eeTimes
eeTimes
eeTimes eeTimes eeTimes
Forgot password Register
Print - Send - -

Power components

Evaluating a DC to DC converter in the lab

March 09, 2012 | Frederik Dostal | 222904246
Frederik Dostal, Power Business Technical Manager for Europe at Analog Devices outlines some of the most important procedures required when evaluating a switch mode power supply circuit in the lab.
Page 1 of 10
Switch mode power supplies are used in most electronic systems. Especially in applications where linear voltage regulators were used, switching power supplies offer the advantage of higher power efficiency. Evaluating a switch mode power supply circuit in the lab requires some special knowledge. Though measuring output ripple voltage, conversion efficiency, inductor current and loop stability seem straight forward, not applying the correct procedures will yield useless measurement results. In this article some of the most important procedures are introduced.

A good setup

The most important part of the evaluation is a decent test setup. Figure 1 shows a poor setup and Figure 2 shows an optimized setup. The difference is the length and the geometry of the cables. In Figure 3 we see the device under test in the middle and on the left some power source, usually a lab power supply and on the right we see the load. This load can be a passive resistive load, a reactive load such as a capacitor or Inductor or it can be an electronic load.

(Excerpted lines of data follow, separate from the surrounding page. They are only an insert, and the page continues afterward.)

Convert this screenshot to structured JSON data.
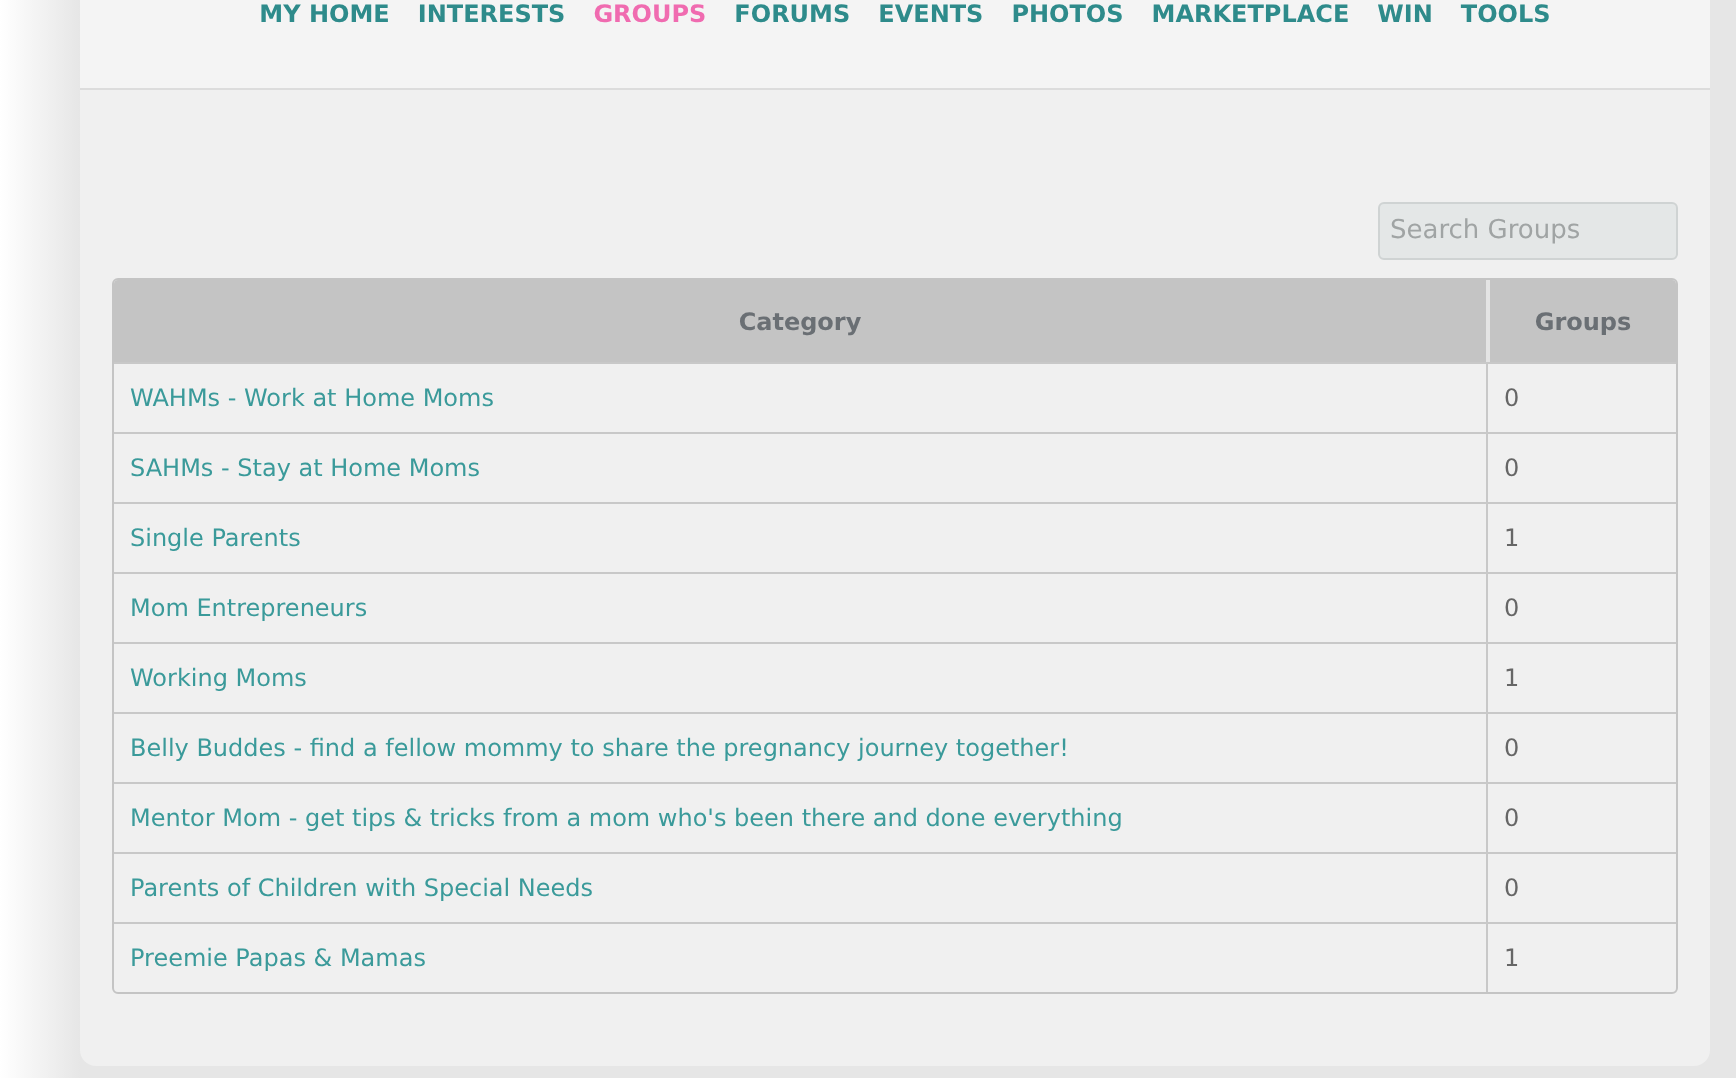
{
  "nav": [
    {
      "label": "MY HOME",
      "selected": false
    },
    {
      "label": "INTERESTS",
      "selected": false
    },
    {
      "label": "GROUPS",
      "selected": true
    },
    {
      "label": "FORUMS",
      "selected": false
    },
    {
      "label": "EVENTS",
      "selected": false
    },
    {
      "label": "PHOTOS",
      "selected": false
    },
    {
      "label": "MARKETPLACE",
      "selected": false
    },
    {
      "label": "WIN",
      "selected": false
    },
    {
      "label": "TOOLS",
      "selected": false
    }
  ],
  "search": {
    "placeholder": "Search Groups"
  },
  "table": {
    "columns": [
      "Category",
      "Groups"
    ],
    "rows": [
      [
        "WAHMs - Work at Home Moms",
        "0"
      ],
      [
        "SAHMs - Stay at Home Moms",
        "0"
      ],
      [
        "Single Parents",
        "1"
      ],
      [
        "Mom Entrepreneurs",
        "0"
      ],
      [
        "Working Moms",
        "1"
      ],
      [
        "Belly Buddes - find a fellow mommy to share the pregnancy journey together!",
        "0"
      ],
      [
        "Mentor Mom - get tips & tricks from a mom who's been there and done everything",
        "0"
      ],
      [
        "Parents of Children with Special Needs",
        "0"
      ],
      [
        "Preemie Papas & Mamas",
        "1"
      ]
    ]
  }
}
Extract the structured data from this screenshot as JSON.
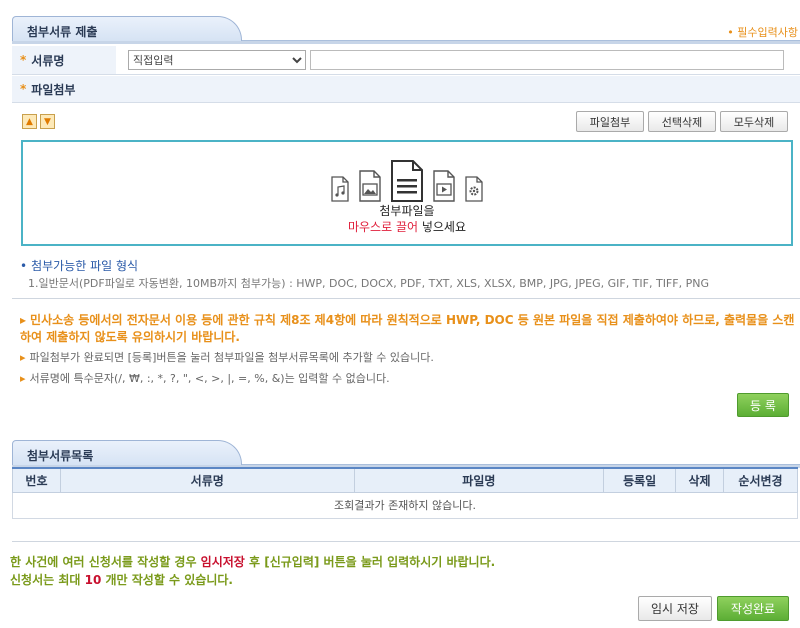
{
  "attach_section": {
    "title": "첨부서류 제출"
  },
  "required_note": {
    "star": "•",
    "text": "필수입력사항"
  },
  "doc_name_row": {
    "label": "서류명",
    "select_value": "직접입력",
    "input_value": ""
  },
  "file_attach_row": {
    "label": "파일첨부"
  },
  "toolbar": {
    "up_arrow": "▲",
    "down_arrow": "▼",
    "attach_label": "파일첨부",
    "delete_selected_label": "선택삭제",
    "delete_all_label": "모두삭제"
  },
  "dropzone": {
    "line1": "첨부파일을",
    "line2_red": "마우스로 끌어",
    "line2_rest": " 넣으세요",
    "icons": [
      "music-file-icon",
      "image-file-icon",
      "document-file-icon",
      "video-file-icon",
      "settings-file-icon"
    ]
  },
  "formats": {
    "title": "첨부가능한 파일 형식",
    "desc": "1.일반문서(PDF파일로 자동변환, 10MB까지 첨부가능) : HWP, DOC, DOCX, PDF, TXT, XLS, XLSX, BMP, JPG, JPEG, GIF, TIF, TIFF, PNG"
  },
  "notices": {
    "warn": "민사소송 등에서의 전자문서 이용 등에 관한 규칙 제8조 제4항에 따라 원칙적으로 HWP, DOC 등 원본 파일을 직접 제출하여야 하므로, 출력물을 스캔하여 제출하지 않도록 유의하시기 바랍니다.",
    "info1": "파일첨부가 완료되면 [등록]버튼을 눌러 첨부파일을 첨부서류목록에 추가할 수 있습니다.",
    "info2": "서류명에 특수문자(/, ₩, :, *, ?, \", <, >, |, =, %, &)는 입력할 수 없습니다."
  },
  "register_button": "등 록",
  "list_section": {
    "title": "첨부서류목록",
    "columns": [
      "번호",
      "서류명",
      "파일명",
      "등록일",
      "삭제",
      "순서변경"
    ],
    "empty_message": "조회결과가 존재하지 않습니다."
  },
  "bottom": {
    "line1_pre": "한 사건에 여러 신청서를 작성할 경우 ",
    "line1_hl": "임시저장",
    "line1_post": " 후 [신규입력] 버튼을 눌러 입력하시기 바랍니다.",
    "line2_pre": "신청서는 최대 ",
    "line2_num": "10",
    "line2_post": " 개만 작성할 수 있습니다.",
    "temp_save_label": "임시 저장",
    "complete_label": "작성완료"
  },
  "colors": {
    "accent_blue": "#5b86c4",
    "orange": "#e8901a",
    "teal_border": "#4bb3c6",
    "green_button": "#5cae35",
    "red_highlight": "#c8102e"
  }
}
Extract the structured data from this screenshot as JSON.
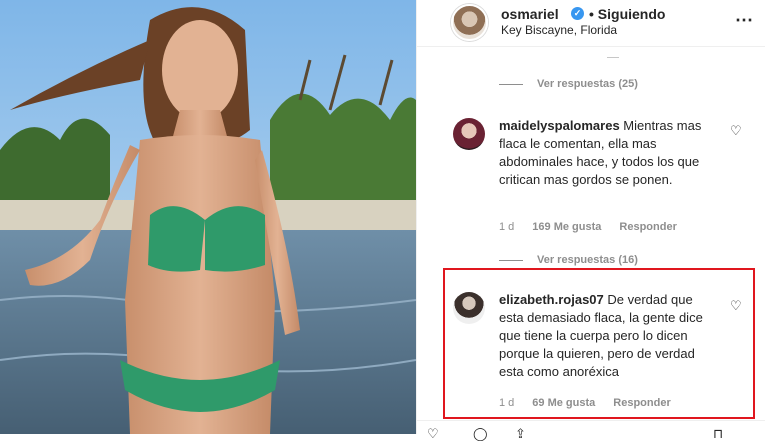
{
  "header": {
    "username": "osmariel",
    "verified": "✓",
    "follow_status": "• Siguiendo",
    "location": "Key Biscayne, Florida",
    "more_icon": "⋯"
  },
  "comments": {
    "view_replies_1": "Ver respuestas (25)",
    "comment_1": {
      "username": "maidelyspalomares",
      "text": " Mientras mas flaca le comentan, ella mas abdominales hace, y todos los que critican mas gordos se ponen.",
      "time": "1 d",
      "likes": "169 Me gusta",
      "reply": "Responder"
    },
    "view_replies_2": "Ver respuestas (16)",
    "comment_2": {
      "username": "elizabeth.rojas07",
      "text": " De verdad que esta demasiado flaca, la gente dice que tiene la cuerpa pero lo dicen porque la quieren, pero de verdad esta como anoréxica",
      "time": "1 d",
      "likes": "69 Me gusta",
      "reply": "Responder"
    },
    "heart_icon": "♡"
  },
  "actions": {
    "like_icon": "♡",
    "comment_icon": "◯",
    "share_icon": "⇪",
    "save_icon": "⊓"
  },
  "colors": {
    "highlight": "#e0161e",
    "verified": "#3897f0",
    "muted": "#8e8e8e"
  }
}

Figure 1: Poor power board setup

Since our power supply evaluation is targeted at testing the device under test and not the setup, we need to make sure that parasitic influences such as the cable inductances from the power source to the device under test as well as the cable inductances from the device under test to the load are as small as possible. Long cables with a large area in the current flow loop, indicated with red arrows in Figure 3, will increase the impedance of the cable. Load transients or line transients can easily be influenced by a setup with long cables. As a conclusion we use short cables and we reduce the area the current flow is surrounding by twisting the cable together as shown in Figure 2.
1 | 2 | 3 | 4 | 5 | 6 | 7 | 8 | 9 | 10 | Next page







Please login to post your comment - click here
Related News
MOST POPULAR NEWS
Interview
Technical papers
Poll
Do you find reference designs help speed your design cycle?